What needs to be done. Repeat every entry exactly as it appears.

Supplied data.

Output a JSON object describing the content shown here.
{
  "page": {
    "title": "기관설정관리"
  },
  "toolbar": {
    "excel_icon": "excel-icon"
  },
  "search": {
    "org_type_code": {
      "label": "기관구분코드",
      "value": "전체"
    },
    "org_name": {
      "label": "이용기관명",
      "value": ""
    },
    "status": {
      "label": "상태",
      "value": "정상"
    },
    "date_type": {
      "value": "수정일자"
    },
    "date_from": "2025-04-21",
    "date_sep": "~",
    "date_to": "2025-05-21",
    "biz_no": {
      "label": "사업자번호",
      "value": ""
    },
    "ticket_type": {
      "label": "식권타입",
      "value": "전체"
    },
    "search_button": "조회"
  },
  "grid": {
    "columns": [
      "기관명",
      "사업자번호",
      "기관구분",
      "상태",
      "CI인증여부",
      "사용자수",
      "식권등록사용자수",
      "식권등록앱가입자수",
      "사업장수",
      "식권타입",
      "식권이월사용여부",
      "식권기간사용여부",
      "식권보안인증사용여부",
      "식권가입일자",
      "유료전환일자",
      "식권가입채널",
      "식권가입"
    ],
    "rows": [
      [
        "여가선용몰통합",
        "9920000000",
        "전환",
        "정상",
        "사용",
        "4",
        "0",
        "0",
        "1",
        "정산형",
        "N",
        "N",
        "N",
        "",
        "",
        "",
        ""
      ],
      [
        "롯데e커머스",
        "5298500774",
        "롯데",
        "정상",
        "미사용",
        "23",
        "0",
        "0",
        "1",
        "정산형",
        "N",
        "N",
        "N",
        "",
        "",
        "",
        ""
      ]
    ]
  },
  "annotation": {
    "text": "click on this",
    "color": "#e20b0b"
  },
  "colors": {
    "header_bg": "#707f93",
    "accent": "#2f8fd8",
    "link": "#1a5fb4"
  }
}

The answer.
Output a JSON object describing the content shown here.
{
  "page": {
    "title": "기관설정관리"
  },
  "toolbar": {
    "excel_icon": "excel-icon"
  },
  "search": {
    "org_type_code": {
      "label": "기관구분코드",
      "value": "전체"
    },
    "org_name": {
      "label": "이용기관명",
      "value": ""
    },
    "status": {
      "label": "상태",
      "value": "정상"
    },
    "date_type": {
      "value": "수정일자"
    },
    "date_from": "2025-04-21",
    "date_sep": "~",
    "date_to": "2025-05-21",
    "biz_no": {
      "label": "사업자번호",
      "value": ""
    },
    "ticket_type": {
      "label": "식권타입",
      "value": "전체"
    },
    "search_button": "조회"
  },
  "grid": {
    "columns": [
      "기관명",
      "사업자번호",
      "기관구분",
      "상태",
      "CI인증여부",
      "사용자수",
      "식권등록사용자수",
      "식권등록앱가입자수",
      "사업장수",
      "식권타입",
      "식권이월사용여부",
      "식권기간사용여부",
      "식권보안인증사용여부",
      "식권가입일자",
      "유료전환일자",
      "식권가입채널",
      "식권가입"
    ],
    "rows": [
      [
        "여가선용몰통합",
        "9920000000",
        "전환",
        "정상",
        "사용",
        "4",
        "0",
        "0",
        "1",
        "정산형",
        "N",
        "N",
        "N",
        "",
        "",
        "",
        ""
      ],
      [
        "롯데e커머스",
        "5298500774",
        "롯데",
        "정상",
        "미사용",
        "23",
        "0",
        "0",
        "1",
        "정산형",
        "N",
        "N",
        "N",
        "",
        "",
        "",
        ""
      ]
    ]
  },
  "annotation": {
    "text": "click on this",
    "color": "#e20b0b"
  },
  "colors": {
    "header_bg": "#707f93",
    "accent": "#2f8fd8",
    "link": "#1a5fb4"
  }
}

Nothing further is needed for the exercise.